In 2006 when I signed with my agent, Natasha Kern, I was in the middle of a two-book contract with Walk Worthy Press and Warner Books (now Hatchette Book Group). With the demise of the Walk Worthy / Warner agreement in late 2006, I found myself with an agent but without a publisher. For a while, it looked like I might be staying with Warner but by the end of the first quarter of 2007, we knew that was not going to happen.
At that point, Natasha began aggressive action to find me a new publishing home. We talked extensively about the possible paths she saw for my writing career and my personal goals for where I wanted to be. Independently, we came up with lists of publishers that we thought positioned to get me to where I wanted to be. As an agent, Natasha was knowledgeable about which editors would be most inclined to like and appreciate an “Angela Benson” story.
Natasha then went to work contacting editors. The good thing about an agent is that they can do simulatenous submissions. That means they can send a proposal to editors at multiple publishing houses at the same time (letting them know, of course) while authors submitting their own work are required to submit to one publisher and wait for an answer before submitting to another.
The feedback started flowing in pretty quickly. Natasha had conversations with the editors who expressed interest in the proposal. These conversations were crucial in learning the ideas and strategies the editors had for the book and for my career. By early May, we had accepted an offer from Carolyn Marino at HarperCollins.
I still remember the day Carolyn called to welcome me to the Harper family. I was pretty much in awe of her, and still am. She is a legend in this business and has shepherded some stellar careers. I had to pinch myself to have landed her for an editor. If you don’t know her name, just go to amazon.com and do a search. You’ll find her acknowledged and thanked in a lot of books by authors you recognize.
I don’t remember the exact date Carolyn made the verbal offer, but I received the initial contract in late May 2007. The final executed contract, with on-signing advance payment, was received in late July. During that time period, we received the initial contract, reviewed it, submitted changes, reviewed the revisions, agreed to them, and received, signed and returned the final contract. So from the time of the offer to the time I received my advance payment was about three months, I’d say.
I know some of you are wondering how Natasha became my agent. As a multi-published author, finding an agent was pretty painless but I was anxious all the same. I spoke with author friends and did some Internet research to figure out who would serve me well. I e-mailed the top four agents on my list, two didn’t respond. I spoke with the two who did and decided to go with Natasha.

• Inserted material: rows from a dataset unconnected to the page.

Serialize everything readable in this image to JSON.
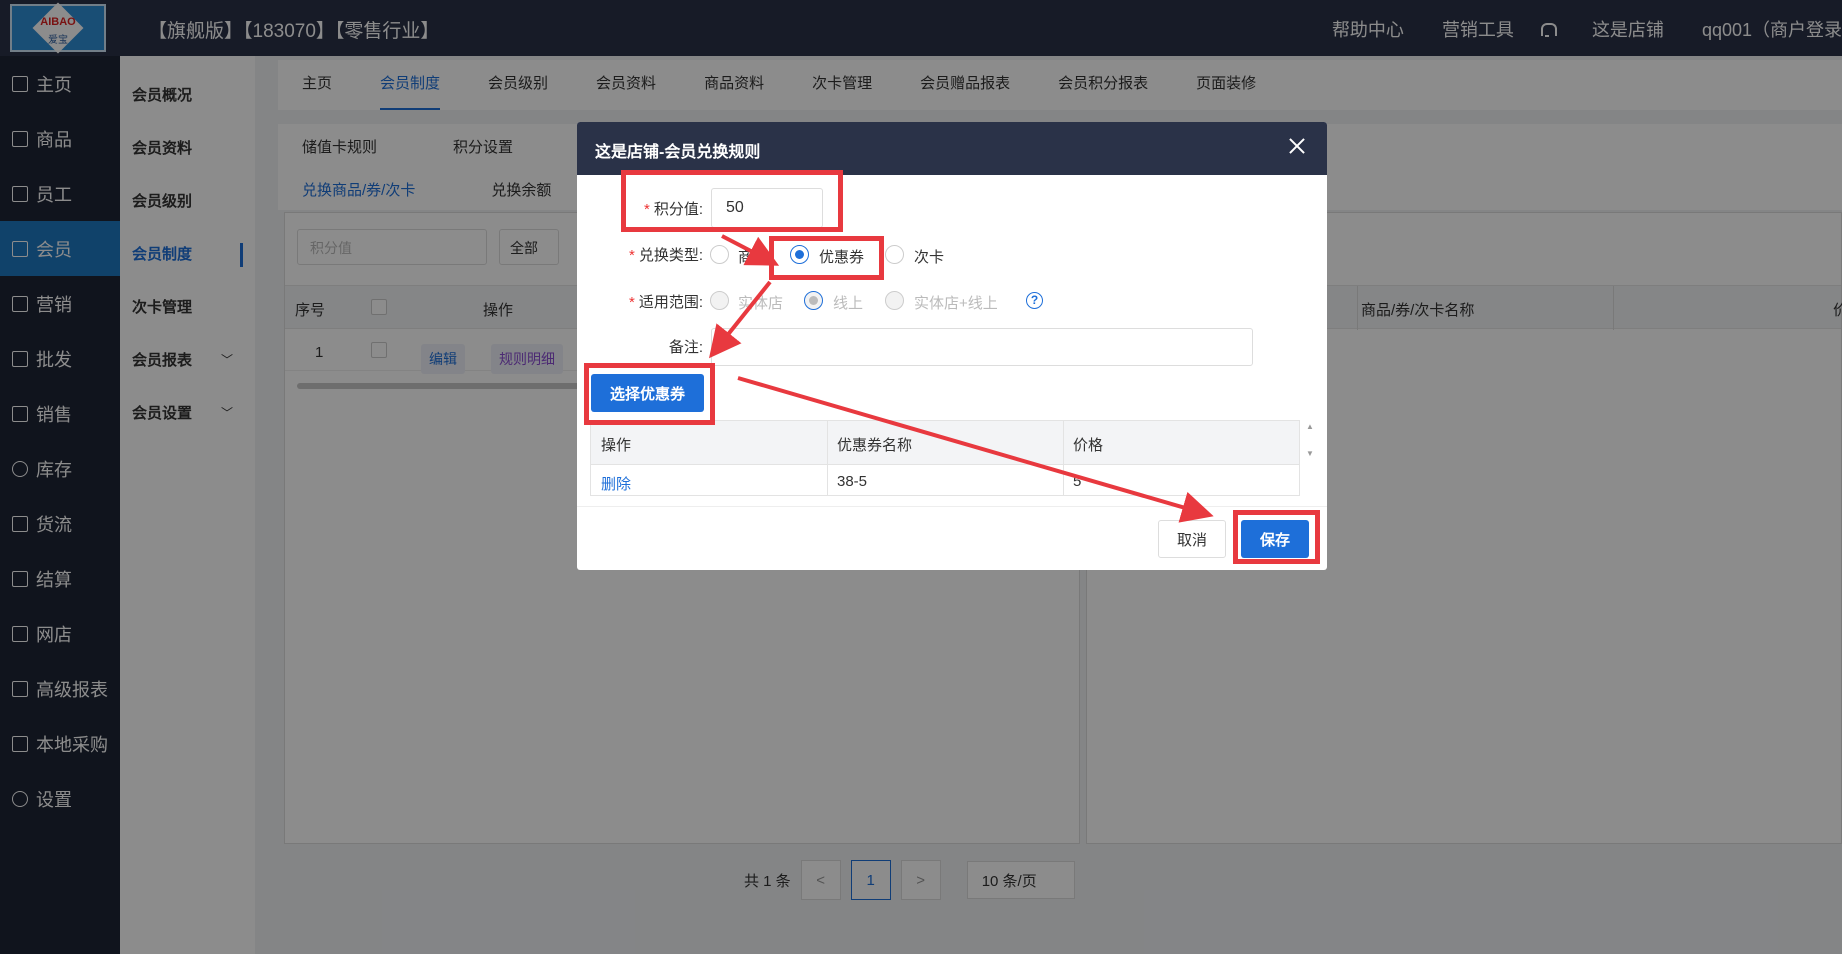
{
  "header": {
    "title": "【旗舰版】【183070】【零售行业】",
    "logo_text": "AIBAO",
    "logo_sub": "爱宝",
    "nav": [
      "帮助中心",
      "营销工具",
      "这是店铺",
      "qq001（商户登录"
    ]
  },
  "sidebar": {
    "items": [
      {
        "label": "主页",
        "icon": "home-icon"
      },
      {
        "label": "商品",
        "icon": "box-icon"
      },
      {
        "label": "员工",
        "icon": "user-icon"
      },
      {
        "label": "会员",
        "icon": "member-icon"
      },
      {
        "label": "营销",
        "icon": "megaphone-icon"
      },
      {
        "label": "批发",
        "icon": "list-icon"
      },
      {
        "label": "销售",
        "icon": "bar-chart-icon"
      },
      {
        "label": "库存",
        "icon": "pie-chart-icon"
      },
      {
        "label": "货流",
        "icon": "cube-icon"
      },
      {
        "label": "结算",
        "icon": "cube-icon"
      },
      {
        "label": "网店",
        "icon": "gift-icon"
      },
      {
        "label": "高级报表",
        "icon": "line-chart-icon"
      },
      {
        "label": "本地采购",
        "icon": "line-chart-icon"
      },
      {
        "label": "设置",
        "icon": "gear-icon"
      }
    ],
    "active_index": 3
  },
  "subsidebar": {
    "items": [
      "会员概况",
      "会员资料",
      "会员级别",
      "会员制度",
      "次卡管理",
      "会员报表",
      "会员设置"
    ],
    "active_index": 3
  },
  "tabs": [
    "主页",
    "会员制度",
    "会员级别",
    "会员资料",
    "商品资料",
    "次卡管理",
    "会员赠品报表",
    "会员积分报表",
    "页面装修"
  ],
  "subtabs": [
    "储值卡规则",
    "积分设置"
  ],
  "subtabs2": [
    "兑换商品/券/次卡",
    "兑换余额"
  ],
  "filter": {
    "placeholder": "积分值",
    "select": "全部"
  },
  "left_table": {
    "headers": [
      "序号",
      "操作"
    ],
    "row": {
      "index": "1",
      "edit": "编辑",
      "detail": "规则明细"
    }
  },
  "right_table": {
    "headers": [
      "商品/券/次卡名称",
      "价"
    ]
  },
  "pager": {
    "total": "共 1 条",
    "prev": "<",
    "page": "1",
    "next": ">",
    "size": "10 条/页"
  },
  "modal": {
    "title": "这是店铺-会员兑换规则",
    "points_label": "积分值:",
    "points_value": "50",
    "type_label": "兑换类型:",
    "type_options": [
      "商品",
      "优惠券",
      "次卡"
    ],
    "type_selected": "优惠券",
    "scope_label": "适用范围:",
    "scope_options": [
      "实体店",
      "线上",
      "实体店+线上"
    ],
    "scope_selected": "线上",
    "help": "?",
    "remark_label": "备注:",
    "remark_value": "",
    "select_coupon_button": "选择优惠券",
    "table_headers": [
      "操作",
      "优惠券名称",
      "价格"
    ],
    "table_row": {
      "action": "删除",
      "name": "38-5",
      "price": "5"
    },
    "cancel_button": "取消",
    "save_button": "保存"
  },
  "colors": {
    "accent": "#1e6fd9",
    "header_bg": "#2a3248",
    "highlight": "#e8393f"
  }
}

This ends installation one of the Up Pops the Devil saga. The next one will talk about manuscript delivery and revision.
6 thoughts on “UPTD from Agent to Publisher”
Thank you for sharing your publishing journey. Very interesting!
These types of posts are so interesting to aspiring authors like myself.
Another great stop on the “Great Author’s journey”. You continue to inspire us (smile).
Thanks for sharing Angela. How nice to get a call from Harper welcoming you to the family.
Thanks for letting me the posts are helpful. The next installment should me coming soon. Actually I’m writing it now.